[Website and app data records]

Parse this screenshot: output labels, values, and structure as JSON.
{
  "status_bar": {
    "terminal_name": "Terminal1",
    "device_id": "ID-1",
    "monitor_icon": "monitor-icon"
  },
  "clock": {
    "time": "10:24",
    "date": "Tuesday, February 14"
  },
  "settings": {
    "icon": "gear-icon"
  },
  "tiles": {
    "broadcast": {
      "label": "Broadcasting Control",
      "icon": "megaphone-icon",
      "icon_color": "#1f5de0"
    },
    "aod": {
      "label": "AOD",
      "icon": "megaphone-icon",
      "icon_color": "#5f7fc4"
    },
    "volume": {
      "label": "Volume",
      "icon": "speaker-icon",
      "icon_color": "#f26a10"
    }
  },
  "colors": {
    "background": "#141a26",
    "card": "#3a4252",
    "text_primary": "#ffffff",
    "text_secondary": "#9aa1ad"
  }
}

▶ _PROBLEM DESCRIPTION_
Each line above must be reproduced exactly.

▶ _ANSWER TO THE EXERCISE_
Parse this screenshot: output labels, values, and structure as JSON.
{
  "status_bar": {
    "terminal_name": "Terminal1",
    "device_id": "ID-1",
    "monitor_icon": "monitor-icon"
  },
  "clock": {
    "time": "10:24",
    "date": "Tuesday, February 14"
  },
  "settings": {
    "icon": "gear-icon"
  },
  "tiles": {
    "broadcast": {
      "label": "Broadcasting Control",
      "icon": "megaphone-icon",
      "icon_color": "#1f5de0"
    },
    "aod": {
      "label": "AOD",
      "icon": "megaphone-icon",
      "icon_color": "#5f7fc4"
    },
    "volume": {
      "label": "Volume",
      "icon": "speaker-icon",
      "icon_color": "#f26a10"
    }
  },
  "colors": {
    "background": "#141a26",
    "card": "#3a4252",
    "text_primary": "#ffffff",
    "text_secondary": "#9aa1ad"
  }
}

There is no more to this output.